About this exercise: Below are the records; give the number of lines in them that include the word "true", and nothing more.

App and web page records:
*** Block opens ***

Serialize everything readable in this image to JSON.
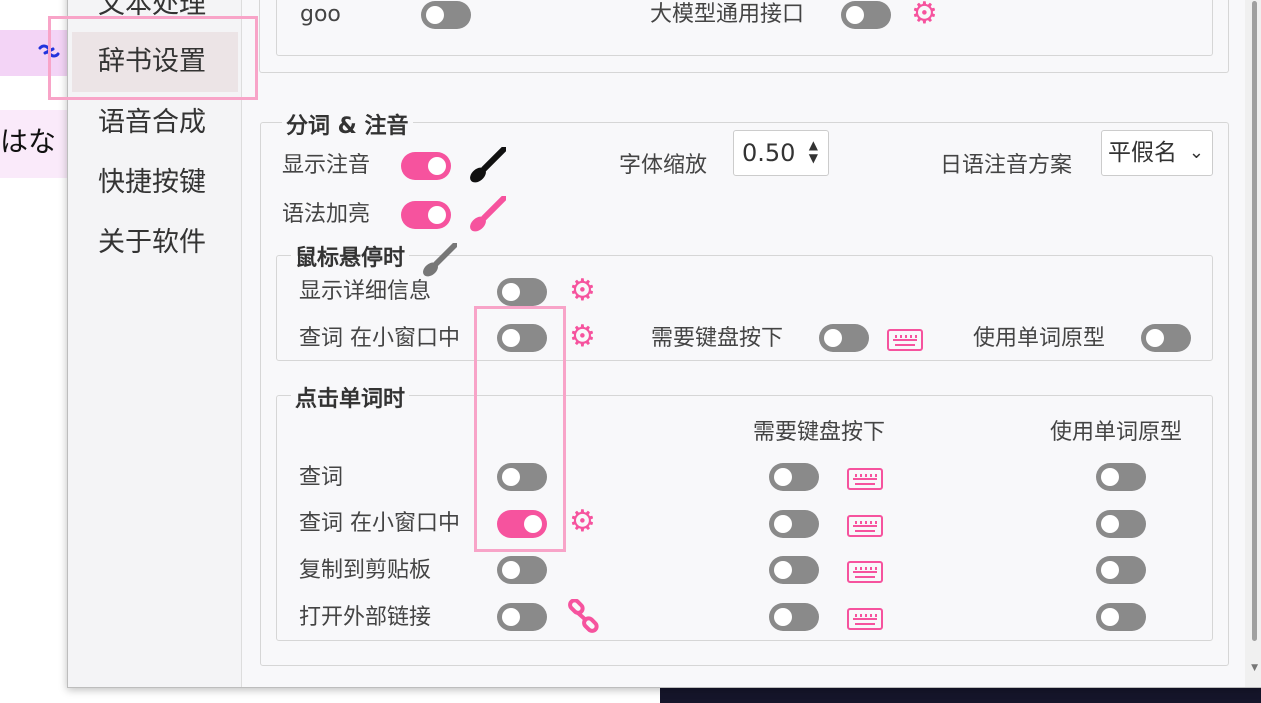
{
  "background": {
    "partial_text": "はな"
  },
  "sidebar": {
    "items": [
      {
        "label": "文本处理"
      },
      {
        "label": "辞书设置"
      },
      {
        "label": "语音合成"
      },
      {
        "label": "快捷按键"
      },
      {
        "label": "关于软件"
      }
    ],
    "selected_index": 1
  },
  "top_group": {
    "goo_label": "goo",
    "goo_on": false,
    "llm_label": "大模型通用接口",
    "llm_on": false
  },
  "annotation_group": {
    "title": "分词 & 注音",
    "show_ruby_label": "显示注音",
    "show_ruby_on": true,
    "font_scale_label": "字体缩放",
    "font_scale_value": "0.50",
    "jp_ruby_label": "日语注音方案",
    "jp_ruby_value": "平假名",
    "grammar_label": "语法加亮",
    "grammar_on": true
  },
  "hover_group": {
    "title": "鼠标悬停时",
    "detail_label": "显示详细信息",
    "detail_on": false,
    "lookup_small_label": "查词 在小窗口中",
    "lookup_small_on": false,
    "need_key_label": "需要键盘按下",
    "need_key_on": false,
    "use_lemma_label": "使用单词原型",
    "use_lemma_on": false
  },
  "click_group": {
    "title": "点击单词时",
    "col_need_key": "需要键盘按下",
    "col_use_lemma": "使用单词原型",
    "rows": [
      {
        "label": "查词",
        "on": false,
        "key_on": false,
        "lemma_on": false
      },
      {
        "label": "查词 在小窗口中",
        "on": true,
        "key_on": false,
        "lemma_on": false
      },
      {
        "label": "复制到剪贴板",
        "on": false,
        "key_on": false,
        "lemma_on": false
      },
      {
        "label": "打开外部链接",
        "on": false,
        "key_on": false,
        "lemma_on": false
      }
    ]
  },
  "colors": {
    "accent": "#f6539e",
    "toggle_off": "#8a8a8a",
    "highlight_outline": "#f8a4c8"
  }
}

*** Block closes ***

Written solution: 3